(DATA TO USE Opens)
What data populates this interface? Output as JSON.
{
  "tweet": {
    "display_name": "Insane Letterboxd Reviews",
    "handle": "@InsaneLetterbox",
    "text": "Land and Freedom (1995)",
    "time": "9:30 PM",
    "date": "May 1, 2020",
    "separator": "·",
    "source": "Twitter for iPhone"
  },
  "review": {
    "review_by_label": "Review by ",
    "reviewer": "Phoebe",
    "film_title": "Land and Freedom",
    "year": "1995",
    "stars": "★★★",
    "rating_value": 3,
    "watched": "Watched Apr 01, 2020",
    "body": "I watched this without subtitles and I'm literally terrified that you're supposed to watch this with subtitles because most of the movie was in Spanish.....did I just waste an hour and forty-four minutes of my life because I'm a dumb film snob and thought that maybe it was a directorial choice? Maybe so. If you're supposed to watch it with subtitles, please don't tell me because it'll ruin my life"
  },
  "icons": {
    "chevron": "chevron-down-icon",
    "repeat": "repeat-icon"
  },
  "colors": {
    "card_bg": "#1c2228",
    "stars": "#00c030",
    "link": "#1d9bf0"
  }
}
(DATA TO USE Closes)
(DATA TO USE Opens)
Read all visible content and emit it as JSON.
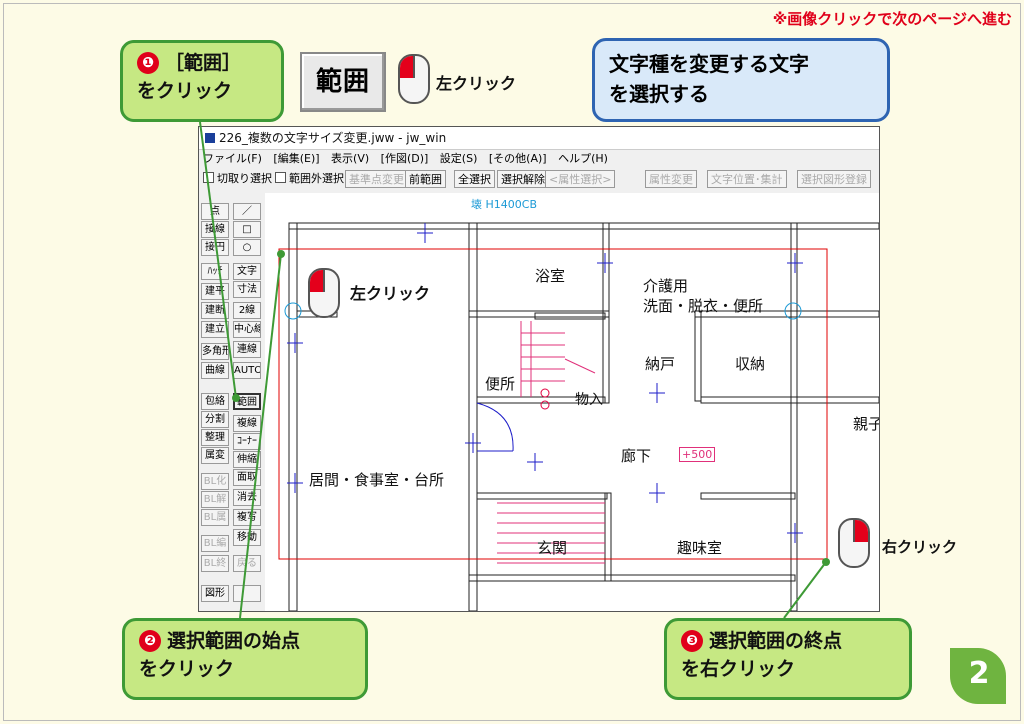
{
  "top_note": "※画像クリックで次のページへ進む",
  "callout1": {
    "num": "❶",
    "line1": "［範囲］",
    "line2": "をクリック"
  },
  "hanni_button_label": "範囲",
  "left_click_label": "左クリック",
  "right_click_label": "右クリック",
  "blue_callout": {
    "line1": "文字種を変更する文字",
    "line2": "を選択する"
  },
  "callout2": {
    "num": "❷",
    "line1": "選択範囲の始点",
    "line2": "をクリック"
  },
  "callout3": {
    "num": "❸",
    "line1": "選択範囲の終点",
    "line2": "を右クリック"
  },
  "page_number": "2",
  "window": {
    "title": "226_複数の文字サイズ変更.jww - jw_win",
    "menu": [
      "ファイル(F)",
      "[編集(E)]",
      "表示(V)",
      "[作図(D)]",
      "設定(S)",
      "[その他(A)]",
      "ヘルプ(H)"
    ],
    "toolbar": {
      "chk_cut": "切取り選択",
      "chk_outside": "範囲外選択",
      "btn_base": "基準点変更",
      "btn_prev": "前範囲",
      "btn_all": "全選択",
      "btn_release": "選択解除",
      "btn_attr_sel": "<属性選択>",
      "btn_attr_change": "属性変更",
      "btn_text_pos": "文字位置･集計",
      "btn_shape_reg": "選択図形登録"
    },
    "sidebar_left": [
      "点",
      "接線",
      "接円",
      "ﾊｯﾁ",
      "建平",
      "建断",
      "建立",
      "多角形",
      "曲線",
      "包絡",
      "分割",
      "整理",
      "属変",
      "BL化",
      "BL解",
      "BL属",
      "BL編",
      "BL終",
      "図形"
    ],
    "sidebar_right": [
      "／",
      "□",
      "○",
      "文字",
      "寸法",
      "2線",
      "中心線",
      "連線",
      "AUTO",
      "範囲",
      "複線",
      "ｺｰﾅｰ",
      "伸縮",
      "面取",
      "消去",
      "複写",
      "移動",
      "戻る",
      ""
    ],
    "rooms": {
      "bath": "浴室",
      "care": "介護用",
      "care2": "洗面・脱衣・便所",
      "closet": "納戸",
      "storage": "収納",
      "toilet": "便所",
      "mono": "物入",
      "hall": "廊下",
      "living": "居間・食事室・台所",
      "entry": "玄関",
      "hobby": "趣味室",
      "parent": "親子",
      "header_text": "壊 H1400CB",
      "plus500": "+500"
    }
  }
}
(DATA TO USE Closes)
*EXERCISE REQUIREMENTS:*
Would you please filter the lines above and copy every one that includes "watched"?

*OUTPUT OF THE TASK:*
    "watched": "Watched Apr 01, 2020",
    "body": "I watched this without subtitles and I'm literally terrified that you're supposed to watch this with subtitles because most of the movie was in Spanish.....did I just waste an hour and forty-four minutes of my life because I'm a dumb film snob and thought that maybe it was a directorial choice? Maybe so. If you're supposed to watch it with subtitles, please don't tell me because it'll ruin my life"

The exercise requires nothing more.